[[ The records open ]]

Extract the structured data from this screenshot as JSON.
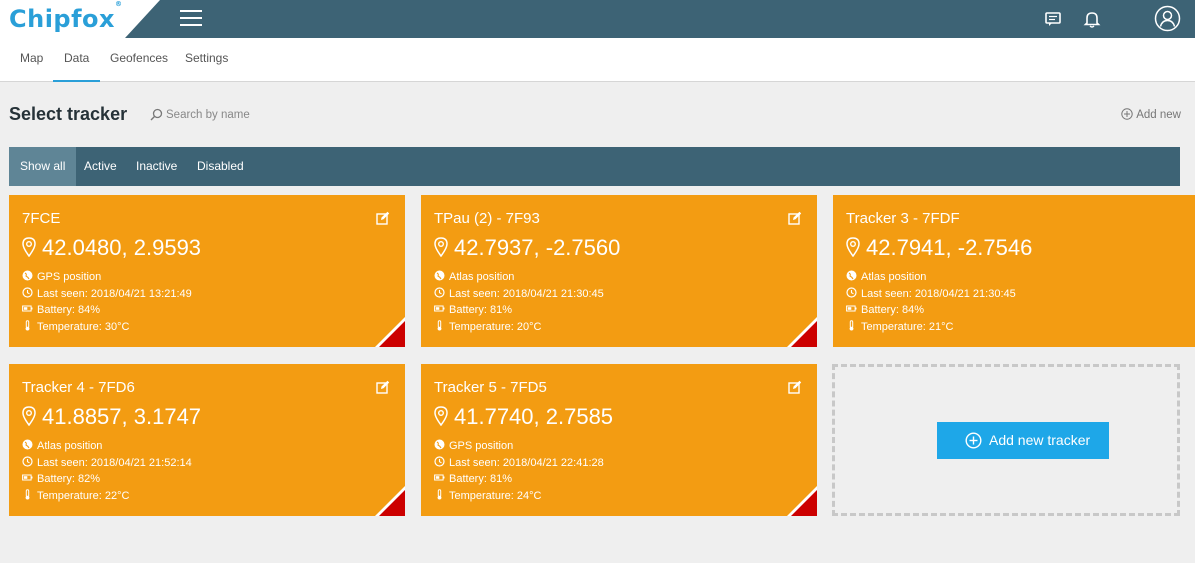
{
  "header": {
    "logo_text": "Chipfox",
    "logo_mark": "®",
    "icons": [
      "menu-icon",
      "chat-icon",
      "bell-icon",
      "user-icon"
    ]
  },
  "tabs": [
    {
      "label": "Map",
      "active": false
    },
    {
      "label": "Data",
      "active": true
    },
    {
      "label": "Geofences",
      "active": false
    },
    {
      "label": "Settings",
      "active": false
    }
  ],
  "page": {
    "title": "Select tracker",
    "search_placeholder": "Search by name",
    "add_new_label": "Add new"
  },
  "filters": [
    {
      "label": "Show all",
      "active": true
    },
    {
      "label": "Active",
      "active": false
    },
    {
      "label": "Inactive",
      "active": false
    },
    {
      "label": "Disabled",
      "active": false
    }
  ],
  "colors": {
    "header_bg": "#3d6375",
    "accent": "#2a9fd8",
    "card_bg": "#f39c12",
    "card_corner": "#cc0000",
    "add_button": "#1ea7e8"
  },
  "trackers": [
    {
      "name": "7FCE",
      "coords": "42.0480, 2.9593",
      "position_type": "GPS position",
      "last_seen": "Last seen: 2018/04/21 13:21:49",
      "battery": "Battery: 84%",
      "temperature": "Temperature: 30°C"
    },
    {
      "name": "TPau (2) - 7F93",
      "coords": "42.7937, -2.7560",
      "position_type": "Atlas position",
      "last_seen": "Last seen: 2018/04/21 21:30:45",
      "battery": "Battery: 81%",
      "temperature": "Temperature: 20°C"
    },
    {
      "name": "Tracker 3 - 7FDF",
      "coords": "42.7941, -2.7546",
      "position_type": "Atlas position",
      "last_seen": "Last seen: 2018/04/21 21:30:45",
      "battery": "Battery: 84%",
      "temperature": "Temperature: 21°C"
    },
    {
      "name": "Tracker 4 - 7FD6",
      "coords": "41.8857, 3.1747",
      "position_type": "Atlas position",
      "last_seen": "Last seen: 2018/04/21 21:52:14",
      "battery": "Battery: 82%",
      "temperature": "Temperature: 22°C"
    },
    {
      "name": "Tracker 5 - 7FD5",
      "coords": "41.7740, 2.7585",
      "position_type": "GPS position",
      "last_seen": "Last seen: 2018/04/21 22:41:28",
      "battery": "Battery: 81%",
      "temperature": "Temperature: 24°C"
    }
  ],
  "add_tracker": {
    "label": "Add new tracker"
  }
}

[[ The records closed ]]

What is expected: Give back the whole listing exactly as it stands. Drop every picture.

Solution to the exercise:
Extract the structured data from this screenshot as JSON.
{
  "header": {
    "logo_text": "Chipfox",
    "logo_mark": "®",
    "icons": [
      "menu-icon",
      "chat-icon",
      "bell-icon",
      "user-icon"
    ]
  },
  "tabs": [
    {
      "label": "Map",
      "active": false
    },
    {
      "label": "Data",
      "active": true
    },
    {
      "label": "Geofences",
      "active": false
    },
    {
      "label": "Settings",
      "active": false
    }
  ],
  "page": {
    "title": "Select tracker",
    "search_placeholder": "Search by name",
    "add_new_label": "Add new"
  },
  "filters": [
    {
      "label": "Show all",
      "active": true
    },
    {
      "label": "Active",
      "active": false
    },
    {
      "label": "Inactive",
      "active": false
    },
    {
      "label": "Disabled",
      "active": false
    }
  ],
  "colors": {
    "header_bg": "#3d6375",
    "accent": "#2a9fd8",
    "card_bg": "#f39c12",
    "card_corner": "#cc0000",
    "add_button": "#1ea7e8"
  },
  "trackers": [
    {
      "name": "7FCE",
      "coords": "42.0480, 2.9593",
      "position_type": "GPS position",
      "last_seen": "Last seen: 2018/04/21 13:21:49",
      "battery": "Battery: 84%",
      "temperature": "Temperature: 30°C"
    },
    {
      "name": "TPau (2) - 7F93",
      "coords": "42.7937, -2.7560",
      "position_type": "Atlas position",
      "last_seen": "Last seen: 2018/04/21 21:30:45",
      "battery": "Battery: 81%",
      "temperature": "Temperature: 20°C"
    },
    {
      "name": "Tracker 3 - 7FDF",
      "coords": "42.7941, -2.7546",
      "position_type": "Atlas position",
      "last_seen": "Last seen: 2018/04/21 21:30:45",
      "battery": "Battery: 84%",
      "temperature": "Temperature: 21°C"
    },
    {
      "name": "Tracker 4 - 7FD6",
      "coords": "41.8857, 3.1747",
      "position_type": "Atlas position",
      "last_seen": "Last seen: 2018/04/21 21:52:14",
      "battery": "Battery: 82%",
      "temperature": "Temperature: 22°C"
    },
    {
      "name": "Tracker 5 - 7FD5",
      "coords": "41.7740, 2.7585",
      "position_type": "GPS position",
      "last_seen": "Last seen: 2018/04/21 22:41:28",
      "battery": "Battery: 81%",
      "temperature": "Temperature: 24°C"
    }
  ],
  "add_tracker": {
    "label": "Add new tracker"
  }
}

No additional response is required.